### To do
Copy the records below word for word, leaving out nothing.

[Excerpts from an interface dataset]

◇ ◇ ◇

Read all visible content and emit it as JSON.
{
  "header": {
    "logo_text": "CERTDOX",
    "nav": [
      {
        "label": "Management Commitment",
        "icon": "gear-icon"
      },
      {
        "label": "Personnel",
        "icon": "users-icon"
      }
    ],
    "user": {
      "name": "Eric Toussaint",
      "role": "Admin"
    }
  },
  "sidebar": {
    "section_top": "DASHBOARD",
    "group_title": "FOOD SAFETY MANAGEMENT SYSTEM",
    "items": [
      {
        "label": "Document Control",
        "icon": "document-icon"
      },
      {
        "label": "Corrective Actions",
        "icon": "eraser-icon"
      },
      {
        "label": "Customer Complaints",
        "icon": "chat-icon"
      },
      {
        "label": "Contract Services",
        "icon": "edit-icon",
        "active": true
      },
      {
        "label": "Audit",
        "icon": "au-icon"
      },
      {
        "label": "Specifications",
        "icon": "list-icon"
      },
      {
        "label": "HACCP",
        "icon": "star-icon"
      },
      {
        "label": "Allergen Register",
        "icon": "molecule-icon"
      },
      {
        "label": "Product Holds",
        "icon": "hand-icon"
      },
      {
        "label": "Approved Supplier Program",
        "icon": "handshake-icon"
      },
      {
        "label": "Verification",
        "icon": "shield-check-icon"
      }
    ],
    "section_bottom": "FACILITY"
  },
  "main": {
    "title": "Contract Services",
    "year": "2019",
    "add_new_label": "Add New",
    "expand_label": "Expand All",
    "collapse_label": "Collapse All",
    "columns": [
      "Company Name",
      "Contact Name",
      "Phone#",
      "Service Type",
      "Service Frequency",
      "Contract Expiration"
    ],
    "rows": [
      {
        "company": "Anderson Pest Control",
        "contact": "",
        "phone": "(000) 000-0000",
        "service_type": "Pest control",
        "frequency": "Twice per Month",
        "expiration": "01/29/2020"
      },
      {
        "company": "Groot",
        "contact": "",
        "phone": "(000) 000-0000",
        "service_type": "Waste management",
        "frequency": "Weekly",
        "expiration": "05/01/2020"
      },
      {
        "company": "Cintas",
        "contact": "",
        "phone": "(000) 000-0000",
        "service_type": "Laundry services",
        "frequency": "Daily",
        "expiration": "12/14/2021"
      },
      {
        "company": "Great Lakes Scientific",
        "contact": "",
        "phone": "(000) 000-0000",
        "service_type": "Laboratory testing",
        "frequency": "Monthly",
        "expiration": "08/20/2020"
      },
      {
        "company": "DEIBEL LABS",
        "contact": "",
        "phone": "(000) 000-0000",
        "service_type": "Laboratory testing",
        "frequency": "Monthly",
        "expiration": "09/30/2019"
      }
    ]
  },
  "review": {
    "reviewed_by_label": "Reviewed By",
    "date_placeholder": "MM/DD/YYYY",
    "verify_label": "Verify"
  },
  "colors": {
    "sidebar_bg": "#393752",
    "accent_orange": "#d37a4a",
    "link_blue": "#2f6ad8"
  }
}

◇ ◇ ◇

### Reply
Read all visible content and emit it as JSON.
{
  "header": {
    "logo_text": "CERTDOX",
    "nav": [
      {
        "label": "Management Commitment",
        "icon": "gear-icon"
      },
      {
        "label": "Personnel",
        "icon": "users-icon"
      }
    ],
    "user": {
      "name": "Eric Toussaint",
      "role": "Admin"
    }
  },
  "sidebar": {
    "section_top": "DASHBOARD",
    "group_title": "FOOD SAFETY MANAGEMENT SYSTEM",
    "items": [
      {
        "label": "Document Control",
        "icon": "document-icon"
      },
      {
        "label": "Corrective Actions",
        "icon": "eraser-icon"
      },
      {
        "label": "Customer Complaints",
        "icon": "chat-icon"
      },
      {
        "label": "Contract Services",
        "icon": "edit-icon",
        "active": true
      },
      {
        "label": "Audit",
        "icon": "au-icon"
      },
      {
        "label": "Specifications",
        "icon": "list-icon"
      },
      {
        "label": "HACCP",
        "icon": "star-icon"
      },
      {
        "label": "Allergen Register",
        "icon": "molecule-icon"
      },
      {
        "label": "Product Holds",
        "icon": "hand-icon"
      },
      {
        "label": "Approved Supplier Program",
        "icon": "handshake-icon"
      },
      {
        "label": "Verification",
        "icon": "shield-check-icon"
      }
    ],
    "section_bottom": "FACILITY"
  },
  "main": {
    "title": "Contract Services",
    "year": "2019",
    "add_new_label": "Add New",
    "expand_label": "Expand All",
    "collapse_label": "Collapse All",
    "columns": [
      "Company Name",
      "Contact Name",
      "Phone#",
      "Service Type",
      "Service Frequency",
      "Contract Expiration"
    ],
    "rows": [
      {
        "company": "Anderson Pest Control",
        "contact": "",
        "phone": "(000) 000-0000",
        "service_type": "Pest control",
        "frequency": "Twice per Month",
        "expiration": "01/29/2020"
      },
      {
        "company": "Groot",
        "contact": "",
        "phone": "(000) 000-0000",
        "service_type": "Waste management",
        "frequency": "Weekly",
        "expiration": "05/01/2020"
      },
      {
        "company": "Cintas",
        "contact": "",
        "phone": "(000) 000-0000",
        "service_type": "Laundry services",
        "frequency": "Daily",
        "expiration": "12/14/2021"
      },
      {
        "company": "Great Lakes Scientific",
        "contact": "",
        "phone": "(000) 000-0000",
        "service_type": "Laboratory testing",
        "frequency": "Monthly",
        "expiration": "08/20/2020"
      },
      {
        "company": "DEIBEL LABS",
        "contact": "",
        "phone": "(000) 000-0000",
        "service_type": "Laboratory testing",
        "frequency": "Monthly",
        "expiration": "09/30/2019"
      }
    ]
  },
  "review": {
    "reviewed_by_label": "Reviewed By",
    "date_placeholder": "MM/DD/YYYY",
    "verify_label": "Verify"
  },
  "colors": {
    "sidebar_bg": "#393752",
    "accent_orange": "#d37a4a",
    "link_blue": "#2f6ad8"
  }
}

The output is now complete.